Calendar page for July, with decorative border comprising a Zodiac sign, roundels, and bas-de-page scene, from the London Rothschild Hours, Southern Netherlands (?Ghent), c. 1500,
Add MS 35313, f. 4v 

The agrarian labours continue in this month’s bas-de-page scene. Amidst a gently rolling landscape, two men are mowing grass with scythes. To the left, a woman is using a pitchfork to turn the grass to dry into hay in the sunshine. Another woman approaches from the background, bearing a basket on her head and a satchel in her hand – perhaps containing refreshments for the workers. Note how the artist has included little details to convey a sense of the midsummer heat: the broad-brimmed hats the labourers are wearing to protect their faces from the sun, and the rolled-up sleeves of the man on the right. The roundels for July show the key religious dates for the month: the Visitation of the Virgin Mary, the Translation of the Relics of St Thomas the Apostle, and the feast days of St Benedict, St Mary Magdalene, and Sts James and Christopher. A lion – the Zodiac sign for Leo – is included as a header in the calendar. 

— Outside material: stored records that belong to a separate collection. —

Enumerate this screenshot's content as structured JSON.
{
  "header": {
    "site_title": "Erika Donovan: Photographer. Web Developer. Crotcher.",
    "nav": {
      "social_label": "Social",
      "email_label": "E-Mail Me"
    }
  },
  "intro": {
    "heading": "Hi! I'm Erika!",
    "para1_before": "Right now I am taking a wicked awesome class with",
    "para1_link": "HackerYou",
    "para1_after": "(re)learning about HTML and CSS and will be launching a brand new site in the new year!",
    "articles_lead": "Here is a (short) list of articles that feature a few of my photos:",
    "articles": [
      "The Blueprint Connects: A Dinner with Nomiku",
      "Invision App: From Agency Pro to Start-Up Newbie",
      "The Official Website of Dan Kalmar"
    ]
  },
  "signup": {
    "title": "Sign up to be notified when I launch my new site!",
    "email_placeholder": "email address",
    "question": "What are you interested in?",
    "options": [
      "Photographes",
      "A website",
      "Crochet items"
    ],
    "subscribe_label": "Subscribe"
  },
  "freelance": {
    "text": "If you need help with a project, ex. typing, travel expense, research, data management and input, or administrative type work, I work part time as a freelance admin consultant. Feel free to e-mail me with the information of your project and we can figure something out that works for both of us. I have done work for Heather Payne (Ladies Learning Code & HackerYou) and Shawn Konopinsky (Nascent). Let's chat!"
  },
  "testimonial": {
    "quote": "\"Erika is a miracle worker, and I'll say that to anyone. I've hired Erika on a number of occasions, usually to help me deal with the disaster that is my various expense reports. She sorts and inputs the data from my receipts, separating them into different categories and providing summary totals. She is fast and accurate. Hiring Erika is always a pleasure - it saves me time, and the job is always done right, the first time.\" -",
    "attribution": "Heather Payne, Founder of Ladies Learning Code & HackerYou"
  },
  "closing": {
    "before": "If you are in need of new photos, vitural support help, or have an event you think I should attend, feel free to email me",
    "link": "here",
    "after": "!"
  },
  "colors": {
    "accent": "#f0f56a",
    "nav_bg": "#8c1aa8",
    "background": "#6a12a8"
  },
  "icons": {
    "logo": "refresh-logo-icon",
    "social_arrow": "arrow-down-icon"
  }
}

Detail of a bas-de-page scene of peasants making hay,
Add MS 35313, f. 4v 

Detail of a roundel showing St Mary Magdalene,
Add MS 35313, f. 4v 

- James Freeman